“Artist Nan Goldin, who has written about her “narrow” escape from OxyContin addiction and founded a group called PAIN (Prescription Addiction Intervention Now) to address the crisis, has been one of the family’s most outspoken critics. “We are artists, activists and people dealing with addiction who employ direct action as a platform for our demands,” according to the group’s mission statement. “We target the Sackler family, who manufactured and pushed OxyContin, through the museums and universities that carry their name.

“The Sacklers have no plans to discontinue their philanthropy.

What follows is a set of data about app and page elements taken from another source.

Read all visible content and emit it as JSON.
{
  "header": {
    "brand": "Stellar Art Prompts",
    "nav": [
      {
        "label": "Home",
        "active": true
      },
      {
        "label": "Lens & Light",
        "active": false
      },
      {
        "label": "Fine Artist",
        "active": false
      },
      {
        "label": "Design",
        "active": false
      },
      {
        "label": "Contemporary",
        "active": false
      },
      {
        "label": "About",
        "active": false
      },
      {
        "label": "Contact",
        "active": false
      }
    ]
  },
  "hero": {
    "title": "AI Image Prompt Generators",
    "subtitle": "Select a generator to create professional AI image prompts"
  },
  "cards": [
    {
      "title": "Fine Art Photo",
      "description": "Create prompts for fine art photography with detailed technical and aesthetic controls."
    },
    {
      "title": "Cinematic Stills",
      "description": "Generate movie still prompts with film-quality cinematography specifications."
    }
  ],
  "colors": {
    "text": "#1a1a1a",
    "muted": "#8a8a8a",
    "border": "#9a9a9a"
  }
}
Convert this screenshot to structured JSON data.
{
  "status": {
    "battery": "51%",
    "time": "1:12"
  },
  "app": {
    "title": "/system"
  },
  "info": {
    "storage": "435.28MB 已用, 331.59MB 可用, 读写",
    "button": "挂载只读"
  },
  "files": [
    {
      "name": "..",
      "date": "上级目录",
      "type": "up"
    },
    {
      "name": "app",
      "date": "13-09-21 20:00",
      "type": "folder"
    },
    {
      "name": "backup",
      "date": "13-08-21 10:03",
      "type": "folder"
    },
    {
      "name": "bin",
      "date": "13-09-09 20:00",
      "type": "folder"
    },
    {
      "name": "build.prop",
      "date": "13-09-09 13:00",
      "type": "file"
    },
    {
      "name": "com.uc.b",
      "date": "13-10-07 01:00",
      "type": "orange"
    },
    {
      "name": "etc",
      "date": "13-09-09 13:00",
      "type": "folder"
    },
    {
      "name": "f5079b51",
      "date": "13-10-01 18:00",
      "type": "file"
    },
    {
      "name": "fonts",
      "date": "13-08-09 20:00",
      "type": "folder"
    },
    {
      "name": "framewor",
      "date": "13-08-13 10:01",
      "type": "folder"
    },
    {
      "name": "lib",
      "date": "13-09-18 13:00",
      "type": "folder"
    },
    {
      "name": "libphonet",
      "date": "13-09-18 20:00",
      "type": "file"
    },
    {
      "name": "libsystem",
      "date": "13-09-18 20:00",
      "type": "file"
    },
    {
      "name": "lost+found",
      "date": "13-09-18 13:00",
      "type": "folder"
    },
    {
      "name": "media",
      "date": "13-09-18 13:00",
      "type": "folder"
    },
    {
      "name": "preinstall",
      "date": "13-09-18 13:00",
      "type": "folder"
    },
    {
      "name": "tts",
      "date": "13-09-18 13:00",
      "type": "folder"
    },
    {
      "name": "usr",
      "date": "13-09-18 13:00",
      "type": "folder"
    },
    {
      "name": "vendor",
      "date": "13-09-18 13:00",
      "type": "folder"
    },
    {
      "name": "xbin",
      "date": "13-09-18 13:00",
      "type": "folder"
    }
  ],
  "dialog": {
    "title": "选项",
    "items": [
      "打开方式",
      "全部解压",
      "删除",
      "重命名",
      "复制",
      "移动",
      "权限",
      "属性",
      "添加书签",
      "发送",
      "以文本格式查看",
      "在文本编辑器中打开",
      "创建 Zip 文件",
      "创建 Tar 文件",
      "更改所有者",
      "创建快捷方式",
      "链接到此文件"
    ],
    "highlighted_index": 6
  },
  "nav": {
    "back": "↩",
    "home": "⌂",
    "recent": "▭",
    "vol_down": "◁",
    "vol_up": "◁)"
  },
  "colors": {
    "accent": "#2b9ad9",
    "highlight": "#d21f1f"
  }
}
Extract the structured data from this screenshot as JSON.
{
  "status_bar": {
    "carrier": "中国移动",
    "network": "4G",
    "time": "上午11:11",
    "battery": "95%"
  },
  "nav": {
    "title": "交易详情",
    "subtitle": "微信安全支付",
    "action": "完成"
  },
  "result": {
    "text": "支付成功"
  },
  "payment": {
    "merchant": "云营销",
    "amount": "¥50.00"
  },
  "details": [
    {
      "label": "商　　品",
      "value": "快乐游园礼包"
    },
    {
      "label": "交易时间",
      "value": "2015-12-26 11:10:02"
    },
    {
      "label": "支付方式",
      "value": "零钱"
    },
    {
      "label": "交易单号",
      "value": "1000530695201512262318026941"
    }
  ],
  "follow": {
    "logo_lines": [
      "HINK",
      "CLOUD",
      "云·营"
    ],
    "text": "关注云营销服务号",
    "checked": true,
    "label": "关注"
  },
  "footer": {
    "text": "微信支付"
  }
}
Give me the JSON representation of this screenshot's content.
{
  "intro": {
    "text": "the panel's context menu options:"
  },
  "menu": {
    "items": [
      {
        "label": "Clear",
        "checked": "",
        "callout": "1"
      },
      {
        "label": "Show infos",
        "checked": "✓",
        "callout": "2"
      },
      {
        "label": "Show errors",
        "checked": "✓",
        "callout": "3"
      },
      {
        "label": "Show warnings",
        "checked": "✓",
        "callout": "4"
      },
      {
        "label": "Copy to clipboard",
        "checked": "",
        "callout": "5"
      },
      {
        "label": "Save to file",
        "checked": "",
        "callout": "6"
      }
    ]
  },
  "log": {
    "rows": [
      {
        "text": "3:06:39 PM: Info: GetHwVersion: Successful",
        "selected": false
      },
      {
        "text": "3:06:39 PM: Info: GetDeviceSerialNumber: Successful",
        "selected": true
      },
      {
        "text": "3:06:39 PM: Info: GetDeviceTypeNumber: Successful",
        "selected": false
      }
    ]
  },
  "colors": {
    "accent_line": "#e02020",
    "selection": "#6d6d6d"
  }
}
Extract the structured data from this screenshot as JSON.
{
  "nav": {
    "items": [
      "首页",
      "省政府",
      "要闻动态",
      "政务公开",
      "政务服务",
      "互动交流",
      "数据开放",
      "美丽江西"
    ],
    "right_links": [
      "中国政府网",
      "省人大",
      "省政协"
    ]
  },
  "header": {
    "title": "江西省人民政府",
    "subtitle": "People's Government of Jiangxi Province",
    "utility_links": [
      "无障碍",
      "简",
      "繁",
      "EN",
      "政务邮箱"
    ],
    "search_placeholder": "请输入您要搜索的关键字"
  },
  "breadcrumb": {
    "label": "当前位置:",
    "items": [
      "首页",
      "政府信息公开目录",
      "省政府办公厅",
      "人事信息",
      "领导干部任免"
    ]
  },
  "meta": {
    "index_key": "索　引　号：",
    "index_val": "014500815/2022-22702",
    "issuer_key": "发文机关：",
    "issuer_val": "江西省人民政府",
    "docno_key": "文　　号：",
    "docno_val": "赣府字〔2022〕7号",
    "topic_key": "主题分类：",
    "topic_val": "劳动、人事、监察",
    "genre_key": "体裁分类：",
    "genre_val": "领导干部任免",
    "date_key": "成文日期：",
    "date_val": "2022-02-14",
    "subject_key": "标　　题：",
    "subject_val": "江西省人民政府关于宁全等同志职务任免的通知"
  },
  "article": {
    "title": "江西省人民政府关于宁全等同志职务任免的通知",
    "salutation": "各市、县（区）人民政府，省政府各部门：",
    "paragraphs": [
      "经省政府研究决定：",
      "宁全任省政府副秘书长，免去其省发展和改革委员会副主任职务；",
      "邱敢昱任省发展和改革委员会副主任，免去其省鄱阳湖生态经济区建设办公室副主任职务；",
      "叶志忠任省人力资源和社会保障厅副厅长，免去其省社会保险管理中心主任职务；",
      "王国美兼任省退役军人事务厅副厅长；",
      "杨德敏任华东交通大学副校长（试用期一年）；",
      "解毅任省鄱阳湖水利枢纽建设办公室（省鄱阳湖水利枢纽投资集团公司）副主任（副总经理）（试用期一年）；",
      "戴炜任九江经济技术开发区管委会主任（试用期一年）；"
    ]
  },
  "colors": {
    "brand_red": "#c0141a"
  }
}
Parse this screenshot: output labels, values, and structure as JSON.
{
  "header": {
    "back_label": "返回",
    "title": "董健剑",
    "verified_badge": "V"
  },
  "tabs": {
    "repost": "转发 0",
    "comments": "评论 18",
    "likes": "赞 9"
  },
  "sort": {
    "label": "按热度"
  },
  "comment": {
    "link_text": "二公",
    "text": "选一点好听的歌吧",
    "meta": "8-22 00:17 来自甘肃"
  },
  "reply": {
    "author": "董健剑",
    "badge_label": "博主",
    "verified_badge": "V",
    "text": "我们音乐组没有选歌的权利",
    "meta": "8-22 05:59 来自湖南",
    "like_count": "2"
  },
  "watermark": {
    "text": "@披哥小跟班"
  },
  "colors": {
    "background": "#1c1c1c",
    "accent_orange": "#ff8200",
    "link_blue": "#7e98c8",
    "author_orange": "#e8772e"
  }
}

For more than half a century, several generations of Sacklers have supported respected institutions that play crucial roles in health, research, education, the arts and the humanities,” a spokesman for family members said in a statement. “It has been a privilege to support the vital work of these organizations and we remain dedicated to doing so.”

Last December, protestors called for Warren Kanders to step down from the Whitney. True, his tear gas had been used against migrants at the border. It is also used to control criminals, flush out terrorists and quell rioting.

Which will history perpetuate, Purdue Pharma or the Sackler families’ donations to the Met and the Smithsonian; Kanders’ company, Safariland, or the Whitney?

Spiraling costs, closing galleries and increasing challenges are today’s reality for artists even as museum patronage is challenged. If El Chapo were to endow a museum to support contemporary Mexican art, would this benefit the arts, or should it be boycotted? Think carefully before you respond.

Photograph: Yana Paskova, The Guardian